The agrochemical sector is expected to continue to post double-digit revenue growth in the next fiscal year at 10-12% due to strong exports, according to a report, although domestic sales may remain constrained by an uneven monsoon and an increase in slower rural incomes. .
Exports will help the agrochemical sector maintain double-digit revenue growth this fiscal year and next (at 12-13% and 10-12%, respectively), compared to 15% last fiscal year, although Domestic sales will be slowed by an uneven monsoon and a slower rise in rural incomes, CRISIL Ratings said in the report.
A sharp rise in input prices, especially imported ones, will lead to a 150 to 250 basis point (bp) moderation in operating profitability over the two fiscal years, he said.
However, accrued liabilities and healthy balance sheets will ensure stable credit profiles despite an expected increase in working capital and capital expenditures, the report adds.
“The China +1 sourcing model has been a tailwind for Indian players as large export consumers diversify their supplier base. This, combined with continued healthy demand from Brazil and the United States (45% of India’s exports) and increased supply to Europe (15% of India’s exports ), will lead to export growth of 15% this fiscal year and 12-13%. then.
“As a result, the share of exports in overall revenue is expected to reach 53% by FY2023,” said Anuj Sethi, Senior Director of CRISIL Ratings.
On the other hand, the report states that after strong growth of 20% in the previous fiscal year, domestic demand growth will experience a sharp moderation to 8-9% in this fiscal year, with an uneven monsoon. impacting harvests during the key kharif season (June-October). ) and having a moderate impact on rural incomes.
Besides, the sown area has only increased by one percent this rabi season (October-February), he added.
In the next fiscal year, the report further indicates that if there is a normal monsoon and a modest increase in cultivated area as well as better rural incomes, domestic growth will remain stable at 8-10%.

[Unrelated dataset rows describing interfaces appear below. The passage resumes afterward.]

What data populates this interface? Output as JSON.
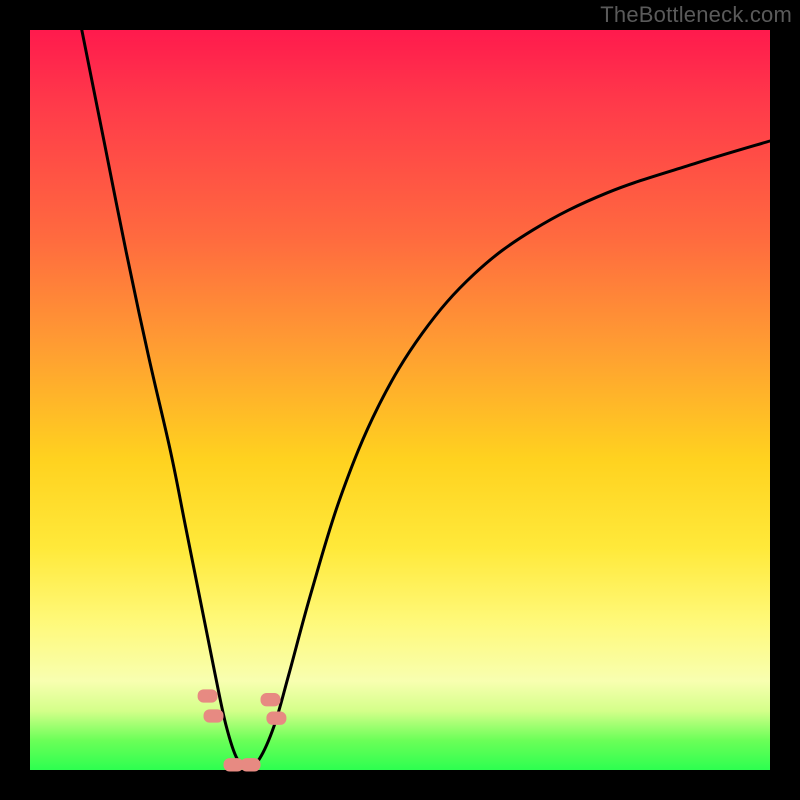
{
  "watermark": "TheBottleneck.com",
  "chart_data": {
    "type": "line",
    "title": "",
    "xlabel": "",
    "ylabel": "",
    "xlim": [
      0,
      100
    ],
    "ylim": [
      0,
      100
    ],
    "background": {
      "gradient_stops": [
        {
          "pos": 0,
          "color": "#ff1a4d"
        },
        {
          "pos": 28,
          "color": "#ff6a3f"
        },
        {
          "pos": 58,
          "color": "#ffd21f"
        },
        {
          "pos": 88,
          "color": "#f8ffb0"
        },
        {
          "pos": 100,
          "color": "#2dff50"
        }
      ]
    },
    "series": [
      {
        "name": "curve",
        "x": [
          7,
          10,
          13,
          16,
          19,
          21,
          23,
          25,
          26.5,
          28,
          29.5,
          31,
          33,
          35,
          38,
          42,
          47,
          53,
          60,
          68,
          78,
          90,
          100
        ],
        "values": [
          100,
          85,
          70,
          56,
          43,
          33,
          23,
          13,
          6,
          1.5,
          0.5,
          1.5,
          6,
          13,
          24,
          37,
          49,
          59,
          67,
          73,
          78,
          82,
          85
        ]
      }
    ],
    "markers": [
      {
        "x": 24.0,
        "y": 10.0
      },
      {
        "x": 24.8,
        "y": 7.3
      },
      {
        "x": 32.5,
        "y": 9.5
      },
      {
        "x": 33.3,
        "y": 7.0
      },
      {
        "x": 27.5,
        "y": 0.7
      },
      {
        "x": 29.8,
        "y": 0.7
      }
    ],
    "marker_style": {
      "shape": "rounded-rect",
      "color": "#e78a82",
      "width": 2.7,
      "height": 1.8
    }
  }
}
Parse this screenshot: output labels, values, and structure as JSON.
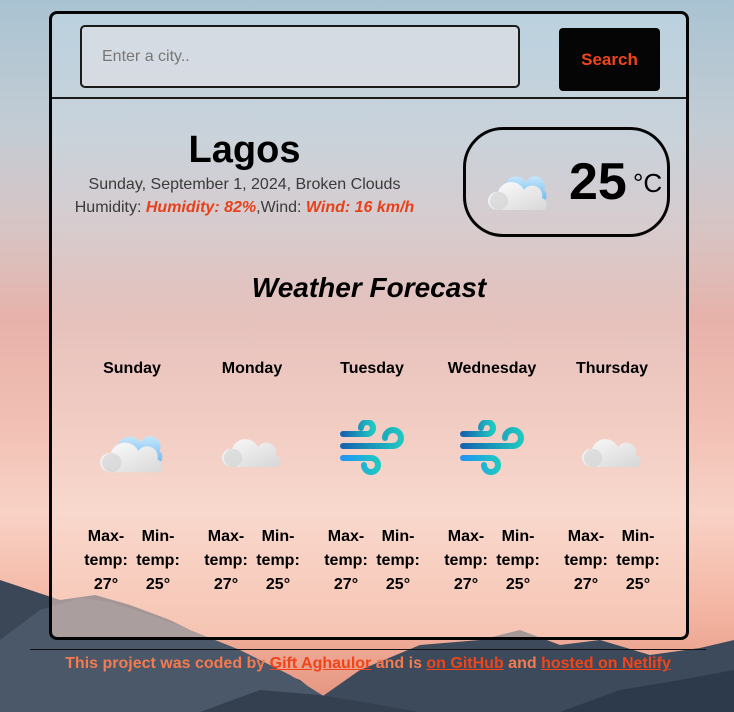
{
  "search": {
    "placeholder": "Enter a city..",
    "value": "",
    "button_label": "Search"
  },
  "current": {
    "city": "Lagos",
    "date_description": "Sunday, September 1, 2024, Broken Clouds",
    "humidity_label": "Humidity: ",
    "humidity_value": "Humidity: 82%",
    "wind_label": ",Wind: ",
    "wind_value": "Wind: 16 km/h",
    "icon": "cloud-sun-icon",
    "temperature": "25",
    "unit": "°C"
  },
  "forecast": {
    "title": "Weather Forecast",
    "days": [
      {
        "day": "Sunday",
        "icon": "cloud-blue-icon",
        "max_label": "Max-temp:",
        "min_label": "Min-temp:",
        "max": "27°",
        "min": "25°"
      },
      {
        "day": "Monday",
        "icon": "cloud-icon",
        "max_label": "Max-temp:",
        "min_label": "Min-temp:",
        "max": "27°",
        "min": "25°"
      },
      {
        "day": "Tuesday",
        "icon": "wind-icon",
        "max_label": "Max-temp:",
        "min_label": "Min-temp:",
        "max": "27°",
        "min": "25°"
      },
      {
        "day": "Wednesday",
        "icon": "wind-icon",
        "max_label": "Max-temp:",
        "min_label": "Min-temp:",
        "max": "27°",
        "min": "25°"
      },
      {
        "day": "Thursday",
        "icon": "cloud-icon",
        "max_label": "Max-temp:",
        "min_label": "Min-temp:",
        "max": "27°",
        "min": "25°"
      }
    ]
  },
  "footer": {
    "text_1": "This project was coded by ",
    "author_link": "Gift Aghaulor",
    "text_2": " and is ",
    "github_link": "on GitHub",
    "text_3": " and ",
    "netlify_link": "hosted on Netlify"
  },
  "colors": {
    "accent": "#f0441a",
    "button_bg": "#050505",
    "footer_text": "#f57a4e"
  }
}
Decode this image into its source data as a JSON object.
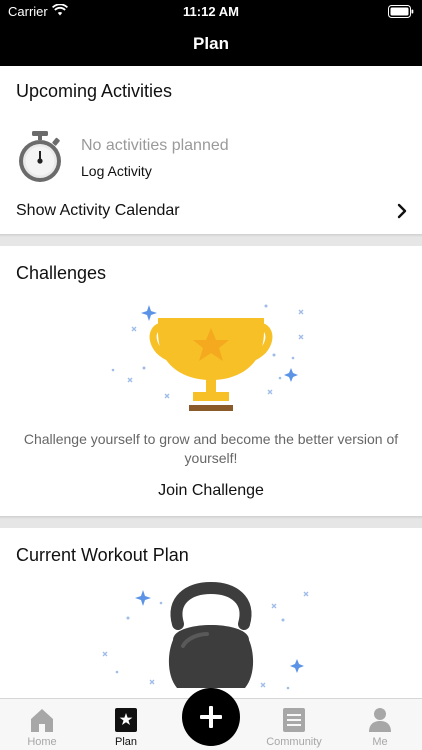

Meanwhile, prices of key inputs such as glyphosate, glufosinate, imidacloprid and bifenthrin, which are tied to crude and phosphorus, have risen nearly 30% since March 2021.
With slowing domestic demand and high competitive intensity preventing players from fully passing on higher input prices, operating margins are expected to drop to 13% in FY22 and FY23 from 14.5% in FY2022 and FY23. during fiscal year 21.
Crisil Ratings Team Leader Sandeep Narayanan said: “With export demand remaining robust and product registrations increasing, capital expenditure will increase from Rs 5,000 to 5,500 crore in each of the next two months. years, compared to Rs 4,200 crore last year.” He added that working capital requirements will also increase due to the higher cost of inventory and increased exports, where the credit period is longer.
”That said, careful financing of additional working capital and capital expenditures will keep leverage comfortable at 0.3-0.4x through FY23 (0.24x in FY21 ), while the interest coverage ratio is expected to hold steady at nine times Narayanan added.
(This story has not been edited by the Devdiscourse team and is auto-generated from a syndicated feed.)